rsync -av -M--perms  \
            $inp_sig $REMOTE_USER@$RSYNC_HOST:$REMOTE_BASIS/$CURRENT_SNAPSHOT \
            --exclude-from=$EXCLUDE_FILES \
            --link-dest=$link_destination/

where all of the shown variables in advance are set to the correct values by the script. All of this works very well.

During the night, another script gets started that cleans out snapshots that are no longer used. For the deletion task, I use another script which at its heart has the following rsync command:

empty_dir=`mktemp -d`
rsync -d --delete-before --inplace --perms \
            $empty_dir/  $REMOTE_USER@$RSYNC_HOST:$REMOTE_BASIS/$snap/ || \
                    log_rsync ERROR: could not delete $snap
rm $empty_dir

This one works also - almost. Problem is that all permissions on all linked files get squashed by the deleting rsync (they all end up with 644 permissions where some of them should have 444).

I've been tackling the problem for several days now, tinkering with the options of the deleting rsync in different combinations. I've tried -rd vs. -r or -a; --delete vs. --delete-before, to no avail yet. From the manpage I learned that the option --inplace should do the trick:

This option changes how rsync transfers a file when its data needs to be updated: instead of the default method of creating a new copy of the file and moving it into place when it is complete, rsync instead writes the updated data directly to the destination file... Hard links are not broken.

This makes me think that not using --inplace should result in broken hard links. But in our case, hard links are broken anyway (for the files with differing permission bits).

They also have a cifs interface that is perfectly usable for a small number of file operations. But an rm -rf on a snapshot directory is by no means feasible - it lasts for hours on a typical backup snapshot, and I have to perform some 16 to 20 deletions per night. The rsync variant runs about two minutes.

So am I lost due to my limited understanding or implied limitations of rsync? Or am I just unlucky because of a poor implementation of rsync on the provider's side?

  • Wow, I just stumbled across the same problem. It doesn't happen often I find bugs in tools like rsync :-) – quazgar Jul 20 '18 at 18:28
1

Problem not completely solved, but worked around.

The problem I described in my post is due to the implementation of rsync. I filed a bug report to Bugzilla and got a clear indication that rsync indeed does not handle the permission bits correctly when recursively deleting directories.

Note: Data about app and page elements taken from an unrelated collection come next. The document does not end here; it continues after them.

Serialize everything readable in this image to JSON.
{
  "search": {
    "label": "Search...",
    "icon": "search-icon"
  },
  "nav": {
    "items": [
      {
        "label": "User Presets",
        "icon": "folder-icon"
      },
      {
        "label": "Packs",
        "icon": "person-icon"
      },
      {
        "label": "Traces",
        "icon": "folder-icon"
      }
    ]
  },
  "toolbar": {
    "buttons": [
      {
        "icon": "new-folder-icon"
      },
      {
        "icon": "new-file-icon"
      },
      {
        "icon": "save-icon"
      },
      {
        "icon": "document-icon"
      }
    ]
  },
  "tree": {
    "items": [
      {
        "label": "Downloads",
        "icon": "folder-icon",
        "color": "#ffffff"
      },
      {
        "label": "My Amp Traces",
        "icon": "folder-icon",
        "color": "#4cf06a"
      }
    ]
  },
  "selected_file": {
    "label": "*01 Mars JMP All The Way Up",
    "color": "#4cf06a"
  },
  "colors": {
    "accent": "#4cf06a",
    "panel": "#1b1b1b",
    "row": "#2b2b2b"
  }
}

They pointed out a workaround using the --super option:

empty_dir=`mktemp -d`
rsync -d --delete --super \
        $empty_dir/  $REMOTE_USER@$RSYNC_HOST:$REMOTE_BASIS/$snap/ || \
                log_rsync ERROR: could not delete $snap
rm $empty_dir

Yes, there could be side effects with the --super option. For my application, the workaround is sufficient.

Your Answer

By clicking “Post Your Answer”, you agree to our terms of service, privacy policy and cookie policy

Not the answer you're looking for? Browse other questions tagged or ask your own question.